If the Saints want to win, they must restore the equilibrium
Standing pat in the NFL, as in life, is tantamount to death. In order to survive, teams must maintain balance, and to do that they must keep moving forward. That is true for the mighty and meek alike. On September 9, when the 53 Saints players ran out of the Superdome’s home-team tunnel to meet the Minnesota Vikings in the season’s first game, they emerged through a cloud of euphoria that has enveloped New Orleans since February 7. At that moment the need for balance had never been greater.
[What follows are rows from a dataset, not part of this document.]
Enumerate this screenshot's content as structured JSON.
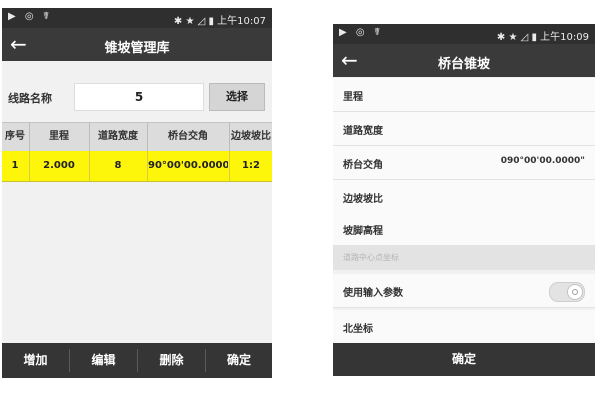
{
  "left_screen": {
    "status": {
      "icons_left": "▶ ◎ ☤",
      "icons_right": "✱ ★ ◿ ▮",
      "time": "上午10:07"
    },
    "appbar": {
      "back": "←",
      "title": "锥坡管理库"
    },
    "route": {
      "label": "线路名称",
      "value": "5",
      "select_button": "选择"
    },
    "table": {
      "headers": [
        "序号",
        "里程",
        "道路宽度",
        "桥台交角",
        "边坡坡比"
      ],
      "rows": [
        {
          "no": "1",
          "mileage": "2.000",
          "width": "8",
          "angle": "90°00'00.0000\"",
          "slope": "1:2"
        }
      ],
      "selected_row_color": "#fdf60a"
    },
    "bottom_buttons": [
      "增加",
      "编辑",
      "删除",
      "确定"
    ]
  },
  "right_screen": {
    "status": {
      "icons_left": "▶ ◎ ☤",
      "icons_right": "✱ ★ ◿ ▮",
      "time": "上午10:09"
    },
    "appbar": {
      "back": "←",
      "title": "桥台锥坡"
    },
    "fields": [
      {
        "label": "里程",
        "value": ""
      },
      {
        "label": "道路宽度",
        "value": ""
      },
      {
        "label": "桥台交角",
        "value": "090°00'00.0000\""
      },
      {
        "label": "边坡坡比",
        "value": ""
      },
      {
        "label": "坡脚高程",
        "value": ""
      }
    ],
    "section_header": "道路中心点坐标",
    "toggle": {
      "label": "使用输入参数",
      "on": false
    },
    "north": {
      "label": "北坐标"
    },
    "confirm_button": "确定"
  }
}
A season full of accolades and distractions—there was Drew Brees at the ESPYs and the talk-show circuit, Sean Payton releasing a book, the whole team being feted by the president, constant news alerts on Reggie Bush’s Heisman Trophy travails and so on—had consumed players and fans, culminating in a first-time-in–New Orleans NFL Opening Kickoff special, replete with performances by Dave Matthews and Taylor Swift. Saints fans buzzed through the grand new tailgating area, Champions Square, filling the gaping void once occupied by the New Orleans Centre mall. Commerce and consumerism had literally and figuratively been replaced by esprit de corps and spiritual unity. A parade concocted by the NFL itself and broadcast across the country rolled out like a red carpet leading to the great moment that seemed to have taken an eternity since the Super Bowl win to witness: the unfurling of the (still) truly surrealistic Super Bowl victory banner, right next to the 2009 NFC South and NFC Championship banners.
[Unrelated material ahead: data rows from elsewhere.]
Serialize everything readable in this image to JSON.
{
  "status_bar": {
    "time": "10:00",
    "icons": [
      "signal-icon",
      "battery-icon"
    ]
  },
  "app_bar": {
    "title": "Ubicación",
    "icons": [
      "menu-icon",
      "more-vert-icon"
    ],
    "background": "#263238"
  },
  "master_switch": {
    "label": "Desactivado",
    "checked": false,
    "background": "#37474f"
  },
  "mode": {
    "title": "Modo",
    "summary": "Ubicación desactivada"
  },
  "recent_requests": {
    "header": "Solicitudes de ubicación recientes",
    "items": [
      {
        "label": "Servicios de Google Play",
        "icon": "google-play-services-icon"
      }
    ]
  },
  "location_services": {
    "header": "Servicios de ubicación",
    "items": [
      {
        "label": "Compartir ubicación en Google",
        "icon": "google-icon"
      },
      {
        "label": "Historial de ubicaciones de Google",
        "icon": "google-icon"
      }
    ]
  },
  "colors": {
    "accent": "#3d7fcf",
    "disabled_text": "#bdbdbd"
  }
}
Finally there was not so much empty wall space in the Superdome’s cavernous innards. After the gold streamers finally finished falling, after an oddly slow and folksy version of the national anthem was completed, and after Drew Brees led the Saints faithful in a new tradition of his own making (a booming “Who Dat” chant echoed three times by the fans in succession at Brees’ signal), it was—at last—time for some football. The Saints and the city were teeing off the entire season for the entire nation.
Piercing the Vikings’ defense like a knife through foie gras, the Saints’ offense seemed to have started exactly where it had left off, taking but five plays and less than two minutes to score a touchdown on the game’s opening salvo, a brilliant 29-yard pass by Brees to Devery Henderson. The Vikings were on their heels again, and Saints fans, already in full crunk, burst into celebration. It seemed as though the party would never end. However, the Vikings are a team that, until last January, have held nearly all the cards against the Saints, winning 20 of 27 of the franchises’ games together, a pretty dominating figure. And yet, acting like a bully who had gotten his lunch money stolen and then run to the principal to whine, the Vikings’ head coach, Brad Childress, made snide remarks and insinuations that the Saints had somehow cheated the system by winning last year’s championship game, suggesting that were it not for the turnovers, (allegedly) poor officiating, faulty decision-making by 19-year vet Brett Favre, they “should have been, would have been, could have been” the champions. It was the refrain of losers, one that Jim Mora had derided all those years ago and recognized well in New Orleans for what it was. In the course of the Vikings game, it became apparent that this first game of 2010 would not be like the last game against the Vikings. The Vikings managed to do what had seemed impossible—they silenced the Saints home crowd with a blend of rushing, conservative offense, ball control and smart defense that slowly strangled the Saints’ offense. The game turned from one of speedy strikes and defensive parries—the Saints’ style of play—to one of plodding and carefully managed lines of scrimmage—the Vikings’ style of play.
To compound problems, a very bad trend seemed to be developing: Sean Payton had reverted back to his old ways and was throwing on nearly every down. The Saints could not hold the ball and could not score; no matter how perfectly Brees hummed the ball, they could not score and they could not run the ball. The crowd became eerily quiet, perhaps finally crunked out from all that hoisting of the Lombardi Trophy above their shoulders. And then a funny thing happened. Like watching a kung fu master unravel his strategy, it became apparent what the Saints were doing. Payton and defensive guru Gregg Williams were using their opponent’s strengths against them. In the end, balance was restored. The Saints’ rushing game was reinvigorated, and the Saints’ won playing the Vikings’ game, surely ending all doubt in the Vikings’ minds as to who was better. Their grand master of passing, Brett Favre, could only stare at the green swaths of gridiron the Saints had left him, unable to complete the necessary passes, unable to consume its inviting terrain.
The Saints left the Dome that night with a 14-9 victory, and it offers a lesson for what suddenly looks like a tempting menu of games to gorge upon through October: two faltering division opponents in Atlanta and Carolina, a precocious but still immature Tampa, a faltering Arizona, and a perennially woeful Cleveland. A real treat of a game will be when Pittsburgh comes to the Dome on Halloween night. In order to repeat, the Saints will need to maintain their balance, carefully managing not only their rushing and passing games, and stressing defense as well as offense, ensuring they do not peak too soon while at the same time not losing the energy that has served them so well.